We almost get the inference that the rest of the Apostles were siding with Paul on this one. Silas was chosen to accompany Paul and was "recommended by the brethren unto the grace of God." Furthermore, we read very little about Barnabas from this point on in the scriptures. However, we must be careful to note that Luke does not make derogatory remarks about Barnabas or Mark either. We have a tendency to demonize those who disagree with us in the church. Any work that we do for the Lord carries with it a great deal of emotional involvement. Faith in God is a deeply personal thing and I think that most true Christians seek to be led by God. When we feel like others do not share our particular leading or leaning, there is a tendency to recoil in anger and consider others to be "unChristian."

We all like happy endings (well most of us anyway), and apparently this story has a happy ending too. We next read about Mark in Paul's second letter to Timothy. We can all smile and have deep appreciation from what we read from the Apostle Paul at the end of his life.

II Timothy 4:11 Only Luke is with me Pick up Mark and bring him with you, for he is useful to me for service. (NASB)

We're kind of forced to fill in the blanks here. We're not completely certain what we can attribute Paul's change of heart to. One thing we can infer for certain is that Paul counted Mark as someone of value to his ministry in the final days of his life. At a point when apparently many had abandoned him (Demas comes to mind in particular), it's ironic that now Mark is useful to him.

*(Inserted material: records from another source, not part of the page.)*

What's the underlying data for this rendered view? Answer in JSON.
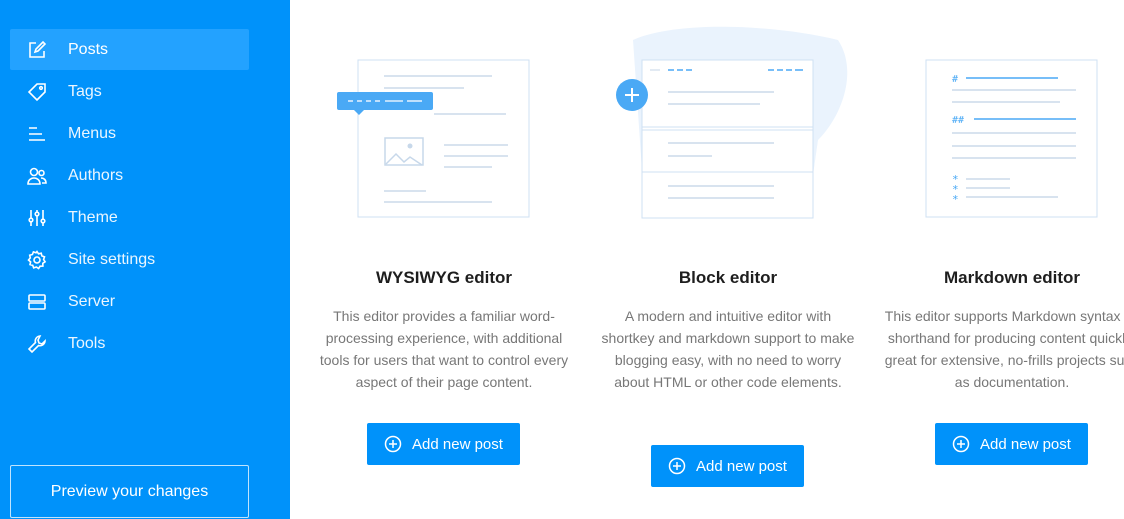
{
  "sidebar": {
    "items": [
      {
        "label": "Posts",
        "icon": "edit-icon",
        "active": true
      },
      {
        "label": "Tags",
        "icon": "tag-icon"
      },
      {
        "label": "Menus",
        "icon": "menu-icon"
      },
      {
        "label": "Authors",
        "icon": "users-icon"
      },
      {
        "label": "Theme",
        "icon": "sliders-icon"
      },
      {
        "label": "Site settings",
        "icon": "gear-icon"
      },
      {
        "label": "Server",
        "icon": "server-icon"
      },
      {
        "label": "Tools",
        "icon": "wrench-icon"
      }
    ],
    "preview_label": "Preview your changes"
  },
  "editors": [
    {
      "title": "WYSIWYG editor",
      "desc": "This editor provides a familiar word-processing experience, with additional tools for users that want to control every aspect of their page content.",
      "button": "Add new post"
    },
    {
      "title": "Block editor",
      "desc": "A modern and intuitive editor with shortkey and markdown support to make blogging easy, with no need to worry about HTML or other code elements.",
      "button": "Add new post"
    },
    {
      "title": "Markdown editor",
      "desc": "This editor supports Markdown syntax as shorthand for producing content quickly; great for extensive, no-frills projects such as documentation.",
      "button": "Add new post"
    }
  ],
  "colors": {
    "accent": "#0092fa",
    "sidebar_active": "#23a2ff"
  }
}
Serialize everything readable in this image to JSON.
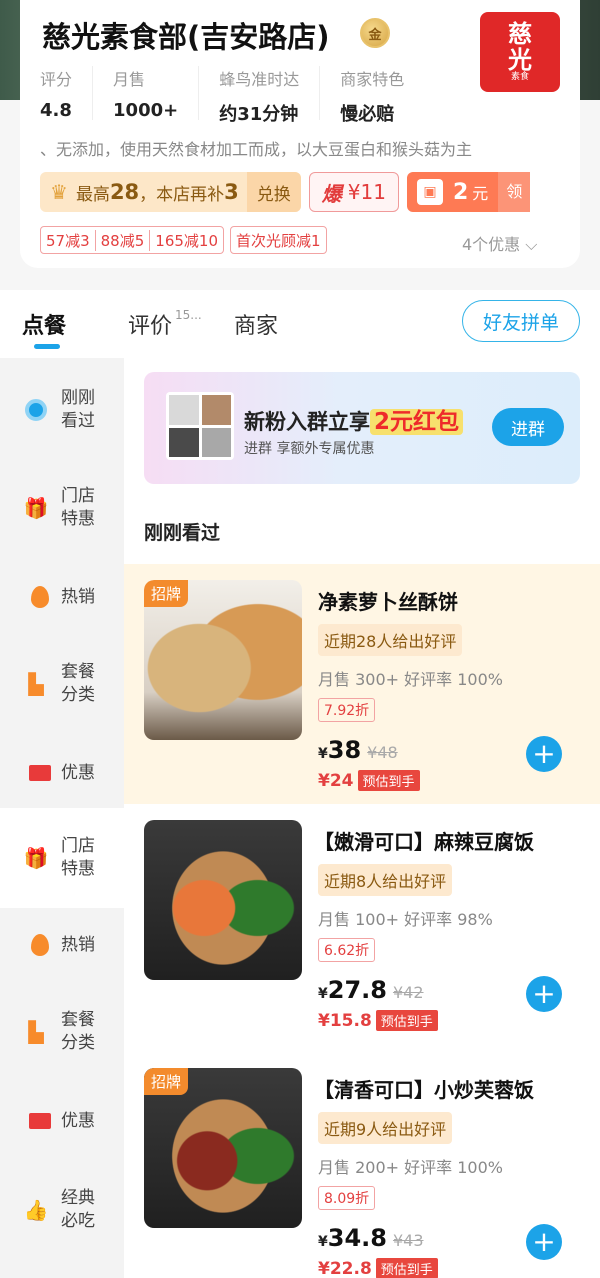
{
  "store": {
    "name": "慈光素食部(吉安路店)",
    "badge": "金",
    "logo_line1": "慈",
    "logo_line2": "光",
    "logo_small": "素食",
    "stats": [
      {
        "label": "评分",
        "value": "4.8"
      },
      {
        "label": "月售",
        "value": "1000+"
      },
      {
        "label": "蜂鸟准时达",
        "value": "约31分钟"
      },
      {
        "label": "商家特色",
        "value": "慢必赔"
      }
    ],
    "description": "、无添加，使用天然食材加工而成，以大豆蛋白和猴头菇为主",
    "promo_vip": {
      "prefix": "最高",
      "amount1": "28",
      "middle": "，本店再补",
      "amount2": "3",
      "button": "兑换"
    },
    "promo_burst": {
      "icon": "爆",
      "text": "¥11"
    },
    "promo_coupon": {
      "amount": "2",
      "unit": "元",
      "take": "领"
    },
    "discount_tags": [
      "57减3",
      "88减5",
      "165减10"
    ],
    "first_visit_tag": "首次光顾减1",
    "offers_link": "4个优惠 ⌵"
  },
  "tabs": [
    {
      "label": "点餐"
    },
    {
      "label": "评价",
      "count": "15..."
    },
    {
      "label": "商家"
    }
  ],
  "share_button": "好友拼单",
  "sidebar": [
    {
      "label": "刚刚看过",
      "icon": "eye-icon"
    },
    {
      "label": "门店特惠",
      "icon": "gift-icon"
    },
    {
      "label": "热销",
      "icon": "flame-icon"
    },
    {
      "label": "套餐分类",
      "icon": "combo-icon"
    },
    {
      "label": "优惠",
      "icon": "coupon-icon"
    },
    {
      "label": "门店特惠",
      "icon": "gift-icon"
    },
    {
      "label": "热销",
      "icon": "flame-icon"
    },
    {
      "label": "套餐分类",
      "icon": "combo-icon"
    },
    {
      "label": "优惠",
      "icon": "coupon-icon"
    },
    {
      "label": "经典必吃",
      "icon": "thumb-icon"
    }
  ],
  "banner": {
    "title_prefix": "新粉入群立享",
    "title_highlight": "2元红包",
    "subtitle": "进群 享额外专属优惠",
    "button": "进群"
  },
  "section_title": "刚刚看过",
  "dishes": [
    {
      "name": "净素萝卜丝酥饼",
      "sign": "招牌",
      "review": "近期28人给出好评",
      "sales": "月售 300+ 好评率 100%",
      "discount": "7.92折",
      "price": "38",
      "orig_price": "¥48",
      "est_price": "¥24",
      "est_label": "预估到手"
    },
    {
      "name": "【嫩滑可口】麻辣豆腐饭",
      "sign": "",
      "review": "近期8人给出好评",
      "sales": "月售 100+ 好评率 98%",
      "discount": "6.62折",
      "price": "27.8",
      "orig_price": "¥42",
      "est_price": "¥15.8",
      "est_label": "预估到手"
    },
    {
      "name": "【清香可口】小炒芙蓉饭",
      "sign": "招牌",
      "review": "近期9人给出好评",
      "sales": "月售 200+ 好评率 100%",
      "discount": "8.09折",
      "price": "34.8",
      "orig_price": "¥43",
      "est_price": "¥22.8",
      "est_label": "预估到手"
    }
  ],
  "currency": "¥",
  "add_symbol": "+"
}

In summary, we can see that sometimes even godly, Spirit-filled, called, anointed men and women can and do disagree. We need to allow the grace of God to operate in our lives to such a degree that we don't become bitter-we become better. Though we don't always understand why things happen as they do (for now we all see in a mirror dimly), we can trust that God works all things together for good to those that love Him and are the called according to His purpose. It is entirely plausible that in this particular situation, many more souls were reached as a result of Paul and Barnabas going in opposite directions. Sometimes even greater work can be accomplished when we spread out as opposed to sailing all on the same course. Jesus rebuked His disciples when they wanted to forbid others from casting out demons in His name. He quickly reminded them that there are only two sides in the great eternal conflict- light and darkness. We should all take heed in how we treat those who are in the army of the Lord. If you are facing a difficult conflict with another member of the body of Christ- I urge you today to allow the grace of God to release forgiveness in your heart. I could be wrong, but I fully expect to see both Paul and Barnabas rejoicing together on streets of gold one Day.